The records section start

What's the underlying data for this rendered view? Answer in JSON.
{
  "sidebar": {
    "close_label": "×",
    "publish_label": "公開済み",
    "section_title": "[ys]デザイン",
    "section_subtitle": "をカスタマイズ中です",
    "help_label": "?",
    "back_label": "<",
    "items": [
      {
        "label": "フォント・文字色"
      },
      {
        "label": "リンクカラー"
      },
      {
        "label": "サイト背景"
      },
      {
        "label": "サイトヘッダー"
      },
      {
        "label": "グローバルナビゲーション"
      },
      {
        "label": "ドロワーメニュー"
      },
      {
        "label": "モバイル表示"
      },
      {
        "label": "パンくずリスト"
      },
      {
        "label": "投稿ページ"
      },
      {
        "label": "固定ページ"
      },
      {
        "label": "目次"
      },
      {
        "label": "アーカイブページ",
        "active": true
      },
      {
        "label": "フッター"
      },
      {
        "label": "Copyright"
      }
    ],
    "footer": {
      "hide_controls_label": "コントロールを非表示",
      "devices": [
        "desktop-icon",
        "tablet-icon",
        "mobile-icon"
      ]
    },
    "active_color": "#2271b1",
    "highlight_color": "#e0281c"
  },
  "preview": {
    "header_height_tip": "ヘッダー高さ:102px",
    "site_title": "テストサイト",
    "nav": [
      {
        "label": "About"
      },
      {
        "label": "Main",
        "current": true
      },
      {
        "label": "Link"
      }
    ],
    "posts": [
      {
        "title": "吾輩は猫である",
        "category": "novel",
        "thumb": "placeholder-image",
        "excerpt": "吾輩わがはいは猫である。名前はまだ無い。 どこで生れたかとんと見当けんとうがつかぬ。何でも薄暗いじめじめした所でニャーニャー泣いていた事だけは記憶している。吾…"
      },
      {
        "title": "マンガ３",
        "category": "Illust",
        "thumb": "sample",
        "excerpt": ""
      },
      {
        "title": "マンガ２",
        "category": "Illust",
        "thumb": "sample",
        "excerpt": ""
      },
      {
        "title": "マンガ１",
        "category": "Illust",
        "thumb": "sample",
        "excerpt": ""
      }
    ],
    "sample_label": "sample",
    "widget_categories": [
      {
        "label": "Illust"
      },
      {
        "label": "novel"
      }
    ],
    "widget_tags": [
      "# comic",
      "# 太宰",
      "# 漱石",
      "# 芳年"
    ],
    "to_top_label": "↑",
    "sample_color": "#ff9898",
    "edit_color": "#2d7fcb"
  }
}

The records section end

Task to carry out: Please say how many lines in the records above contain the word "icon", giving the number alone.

Problem solution: 3